__Work order__. Look below for the line containing "What data populates". Write out that line and the rest through the last one, exactly as they appear, but without pictures.

__Material provided__.
══════

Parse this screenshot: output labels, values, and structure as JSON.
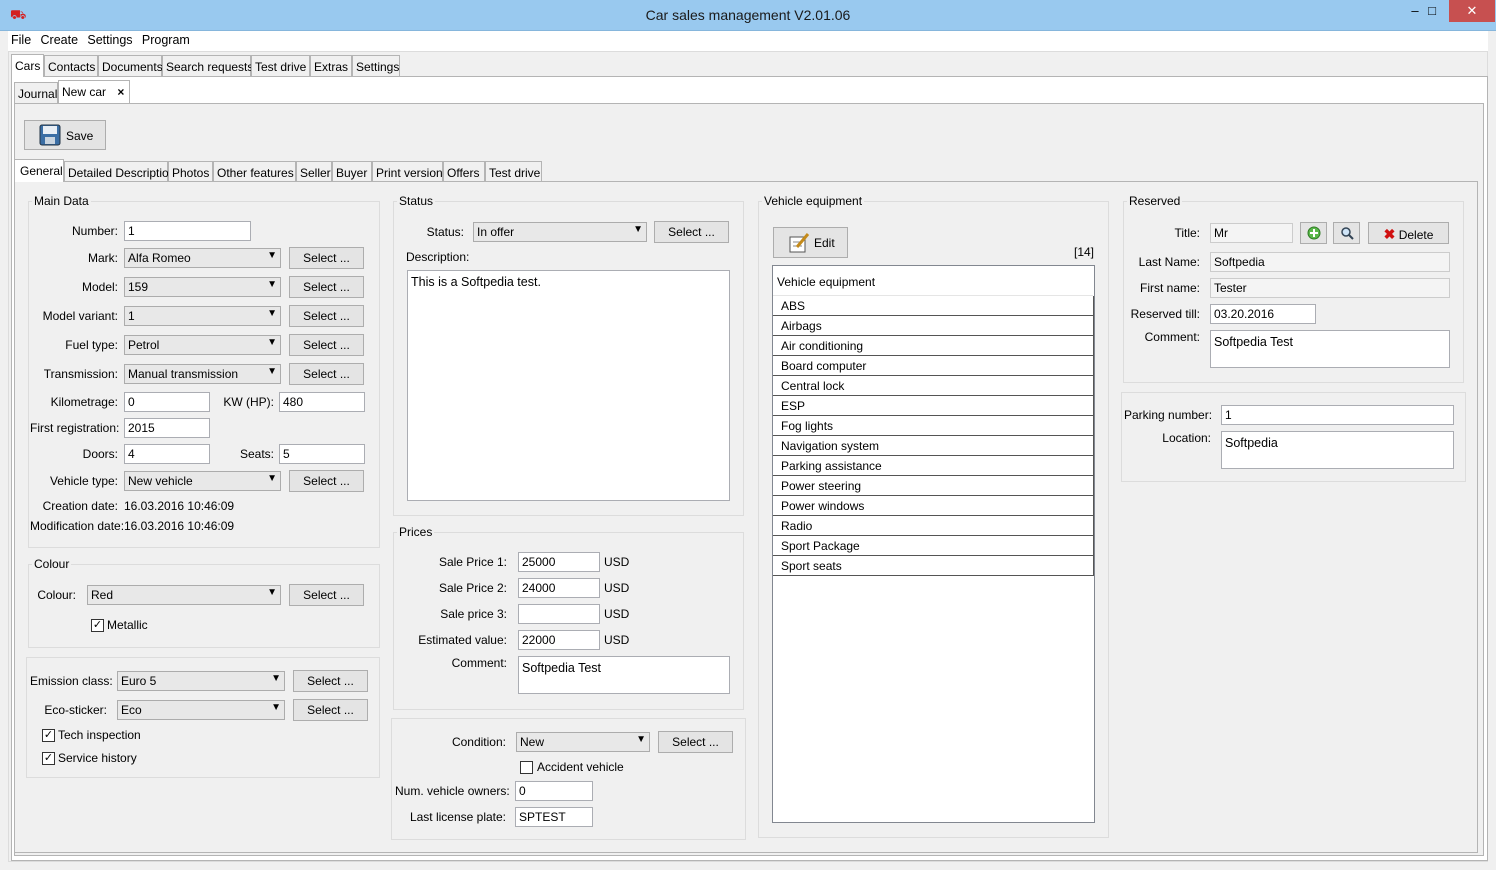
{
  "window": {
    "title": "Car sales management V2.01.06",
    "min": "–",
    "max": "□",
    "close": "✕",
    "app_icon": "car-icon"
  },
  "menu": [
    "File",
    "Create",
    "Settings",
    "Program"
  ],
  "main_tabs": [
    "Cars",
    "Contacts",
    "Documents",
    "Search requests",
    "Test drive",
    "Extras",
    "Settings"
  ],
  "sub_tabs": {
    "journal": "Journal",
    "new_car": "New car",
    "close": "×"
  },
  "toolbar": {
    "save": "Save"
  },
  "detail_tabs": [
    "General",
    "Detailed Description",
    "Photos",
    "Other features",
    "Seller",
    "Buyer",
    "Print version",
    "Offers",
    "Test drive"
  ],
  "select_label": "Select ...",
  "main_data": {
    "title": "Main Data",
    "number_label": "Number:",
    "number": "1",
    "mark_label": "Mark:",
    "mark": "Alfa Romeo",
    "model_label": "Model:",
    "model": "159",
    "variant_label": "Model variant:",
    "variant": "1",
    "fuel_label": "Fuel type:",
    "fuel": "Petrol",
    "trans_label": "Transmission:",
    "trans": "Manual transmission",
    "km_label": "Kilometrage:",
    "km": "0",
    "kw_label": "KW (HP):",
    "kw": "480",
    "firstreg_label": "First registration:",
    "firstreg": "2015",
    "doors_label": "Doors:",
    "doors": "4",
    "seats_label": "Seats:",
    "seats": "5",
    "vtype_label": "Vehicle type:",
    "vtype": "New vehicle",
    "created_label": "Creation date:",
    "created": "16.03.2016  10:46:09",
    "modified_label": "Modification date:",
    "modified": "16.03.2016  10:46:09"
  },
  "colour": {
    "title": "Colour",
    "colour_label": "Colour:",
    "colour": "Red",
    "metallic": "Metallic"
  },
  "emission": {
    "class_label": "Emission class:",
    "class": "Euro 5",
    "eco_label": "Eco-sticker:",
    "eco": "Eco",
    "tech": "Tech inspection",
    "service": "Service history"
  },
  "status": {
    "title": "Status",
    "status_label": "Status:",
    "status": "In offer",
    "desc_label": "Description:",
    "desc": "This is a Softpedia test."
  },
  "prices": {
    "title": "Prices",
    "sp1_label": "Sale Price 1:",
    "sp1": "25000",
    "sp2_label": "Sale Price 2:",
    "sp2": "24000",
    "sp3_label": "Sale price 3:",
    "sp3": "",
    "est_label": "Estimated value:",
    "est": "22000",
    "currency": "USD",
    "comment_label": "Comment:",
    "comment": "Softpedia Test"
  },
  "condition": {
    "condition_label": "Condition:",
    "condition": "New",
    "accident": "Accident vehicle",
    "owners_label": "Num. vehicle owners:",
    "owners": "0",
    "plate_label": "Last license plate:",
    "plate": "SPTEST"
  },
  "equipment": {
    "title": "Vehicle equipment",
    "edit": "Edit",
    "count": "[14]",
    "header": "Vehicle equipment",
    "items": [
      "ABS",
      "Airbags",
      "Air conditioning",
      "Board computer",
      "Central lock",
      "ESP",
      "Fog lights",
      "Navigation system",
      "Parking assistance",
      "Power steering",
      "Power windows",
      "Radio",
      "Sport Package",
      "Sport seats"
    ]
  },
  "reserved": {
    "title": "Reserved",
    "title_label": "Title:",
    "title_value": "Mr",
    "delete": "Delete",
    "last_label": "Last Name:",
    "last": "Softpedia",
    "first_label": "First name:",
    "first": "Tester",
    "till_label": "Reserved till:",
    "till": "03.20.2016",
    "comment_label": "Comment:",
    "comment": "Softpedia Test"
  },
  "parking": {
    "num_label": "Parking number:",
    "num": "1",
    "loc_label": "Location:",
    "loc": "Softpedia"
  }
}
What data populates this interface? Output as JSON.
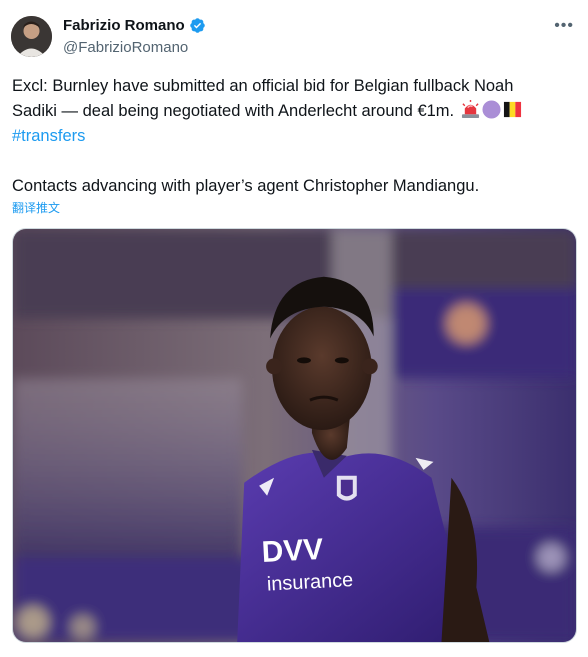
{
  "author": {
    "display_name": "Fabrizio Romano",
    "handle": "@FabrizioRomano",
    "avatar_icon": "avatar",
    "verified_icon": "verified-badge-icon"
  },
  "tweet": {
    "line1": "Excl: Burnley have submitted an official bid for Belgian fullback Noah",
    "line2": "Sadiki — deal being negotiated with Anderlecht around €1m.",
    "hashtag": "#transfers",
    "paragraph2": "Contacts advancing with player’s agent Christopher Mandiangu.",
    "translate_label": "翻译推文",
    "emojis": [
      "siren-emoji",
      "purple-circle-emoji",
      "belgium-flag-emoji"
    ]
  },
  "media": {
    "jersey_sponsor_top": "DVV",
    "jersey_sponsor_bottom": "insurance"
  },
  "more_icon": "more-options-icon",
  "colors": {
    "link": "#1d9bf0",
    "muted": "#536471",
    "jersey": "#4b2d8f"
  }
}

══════

__Exercise result__.
What data populates this interface? Output as JSON.
{
  "author": {
    "display_name": "Fabrizio Romano",
    "handle": "@FabrizioRomano",
    "avatar_icon": "avatar",
    "verified_icon": "verified-badge-icon"
  },
  "tweet": {
    "line1": "Excl: Burnley have submitted an official bid for Belgian fullback Noah",
    "line2": "Sadiki — deal being negotiated with Anderlecht around €1m.",
    "hashtag": "#transfers",
    "paragraph2": "Contacts advancing with player’s agent Christopher Mandiangu.",
    "translate_label": "翻译推文",
    "emojis": [
      "siren-emoji",
      "purple-circle-emoji",
      "belgium-flag-emoji"
    ]
  },
  "media": {
    "jersey_sponsor_top": "DVV",
    "jersey_sponsor_bottom": "insurance"
  },
  "more_icon": "more-options-icon",
  "colors": {
    "link": "#1d9bf0",
    "muted": "#536471",
    "jersey": "#4b2d8f"
  }
}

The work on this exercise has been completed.